WHAT IS EXPECTED - Send back every record exactly.

[Data records for software interfaces]

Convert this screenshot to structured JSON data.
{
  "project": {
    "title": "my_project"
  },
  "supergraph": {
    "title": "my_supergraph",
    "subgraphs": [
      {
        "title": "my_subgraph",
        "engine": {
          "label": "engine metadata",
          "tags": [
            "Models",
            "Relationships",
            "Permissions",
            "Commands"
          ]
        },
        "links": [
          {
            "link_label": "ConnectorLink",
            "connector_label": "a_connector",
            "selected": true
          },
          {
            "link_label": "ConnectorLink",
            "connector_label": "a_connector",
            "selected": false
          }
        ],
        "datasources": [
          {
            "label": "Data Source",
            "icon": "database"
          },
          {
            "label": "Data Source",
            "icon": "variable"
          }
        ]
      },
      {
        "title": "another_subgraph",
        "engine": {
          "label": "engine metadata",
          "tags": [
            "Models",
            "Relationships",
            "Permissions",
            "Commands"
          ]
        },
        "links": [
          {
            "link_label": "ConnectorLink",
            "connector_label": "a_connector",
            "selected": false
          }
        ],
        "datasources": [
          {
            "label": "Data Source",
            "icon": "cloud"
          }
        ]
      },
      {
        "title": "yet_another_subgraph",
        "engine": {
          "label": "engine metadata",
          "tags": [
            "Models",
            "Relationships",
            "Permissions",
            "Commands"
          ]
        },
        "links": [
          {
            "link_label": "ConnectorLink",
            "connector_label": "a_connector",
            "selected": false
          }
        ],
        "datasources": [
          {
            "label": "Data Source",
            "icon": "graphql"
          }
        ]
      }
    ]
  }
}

RESPONSE -
Convert this screenshot to structured JSON data.
{
  "project": {
    "title": "my_project"
  },
  "supergraph": {
    "title": "my_supergraph",
    "subgraphs": [
      {
        "title": "my_subgraph",
        "engine": {
          "label": "engine metadata",
          "tags": [
            "Models",
            "Relationships",
            "Permissions",
            "Commands"
          ]
        },
        "links": [
          {
            "link_label": "ConnectorLink",
            "connector_label": "a_connector",
            "selected": true
          },
          {
            "link_label": "ConnectorLink",
            "connector_label": "a_connector",
            "selected": false
          }
        ],
        "datasources": [
          {
            "label": "Data Source",
            "icon": "database"
          },
          {
            "label": "Data Source",
            "icon": "variable"
          }
        ]
      },
      {
        "title": "another_subgraph",
        "engine": {
          "label": "engine metadata",
          "tags": [
            "Models",
            "Relationships",
            "Permissions",
            "Commands"
          ]
        },
        "links": [
          {
            "link_label": "ConnectorLink",
            "connector_label": "a_connector",
            "selected": false
          }
        ],
        "datasources": [
          {
            "label": "Data Source",
            "icon": "cloud"
          }
        ]
      },
      {
        "title": "yet_another_subgraph",
        "engine": {
          "label": "engine metadata",
          "tags": [
            "Models",
            "Relationships",
            "Permissions",
            "Commands"
          ]
        },
        "links": [
          {
            "link_label": "ConnectorLink",
            "connector_label": "a_connector",
            "selected": false
          }
        ],
        "datasources": [
          {
            "label": "Data Source",
            "icon": "graphql"
          }
        ]
      }
    ]
  }
}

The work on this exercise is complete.